- What you have to do -
If a line in the listing below includes the word "favicon", pick it out.

*** Data for processing Section Begins ***

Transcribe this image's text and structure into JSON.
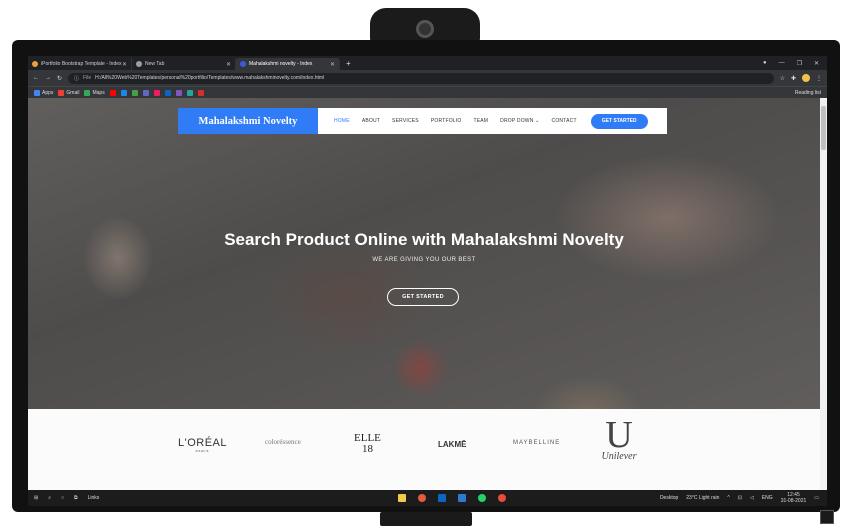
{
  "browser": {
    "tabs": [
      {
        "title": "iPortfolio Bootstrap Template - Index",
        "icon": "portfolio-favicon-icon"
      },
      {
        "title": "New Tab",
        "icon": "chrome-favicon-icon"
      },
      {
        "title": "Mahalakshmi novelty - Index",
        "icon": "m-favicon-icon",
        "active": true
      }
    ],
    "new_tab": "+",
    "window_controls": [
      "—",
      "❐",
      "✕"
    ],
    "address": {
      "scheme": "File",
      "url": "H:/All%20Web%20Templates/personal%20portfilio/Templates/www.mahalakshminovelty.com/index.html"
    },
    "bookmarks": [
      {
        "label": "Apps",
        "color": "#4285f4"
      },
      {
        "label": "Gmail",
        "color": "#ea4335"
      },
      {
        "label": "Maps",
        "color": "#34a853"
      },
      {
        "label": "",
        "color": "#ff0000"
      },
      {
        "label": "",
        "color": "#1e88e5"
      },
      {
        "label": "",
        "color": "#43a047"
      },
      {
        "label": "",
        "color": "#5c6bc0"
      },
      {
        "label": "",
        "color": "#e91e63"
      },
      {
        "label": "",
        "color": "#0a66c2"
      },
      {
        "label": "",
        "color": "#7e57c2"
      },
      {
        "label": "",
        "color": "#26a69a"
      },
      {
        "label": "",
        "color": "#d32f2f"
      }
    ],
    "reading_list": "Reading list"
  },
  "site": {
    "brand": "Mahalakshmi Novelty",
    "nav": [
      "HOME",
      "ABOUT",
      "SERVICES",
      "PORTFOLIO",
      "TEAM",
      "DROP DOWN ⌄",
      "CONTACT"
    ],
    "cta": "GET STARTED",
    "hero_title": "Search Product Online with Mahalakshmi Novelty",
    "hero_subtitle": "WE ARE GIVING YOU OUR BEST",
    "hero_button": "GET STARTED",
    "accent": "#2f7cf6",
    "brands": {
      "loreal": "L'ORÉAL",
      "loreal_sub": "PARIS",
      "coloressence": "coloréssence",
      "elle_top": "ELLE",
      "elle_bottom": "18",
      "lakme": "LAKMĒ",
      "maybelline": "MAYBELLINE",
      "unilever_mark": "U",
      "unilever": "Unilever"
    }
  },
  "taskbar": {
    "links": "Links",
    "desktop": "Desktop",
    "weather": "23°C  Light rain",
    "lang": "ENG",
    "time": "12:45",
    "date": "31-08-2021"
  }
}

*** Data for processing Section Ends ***

- Expected answer -
        "icon": "portfolio-favicon-icon"
        "icon": "chrome-favicon-icon"
        "icon": "m-favicon-icon",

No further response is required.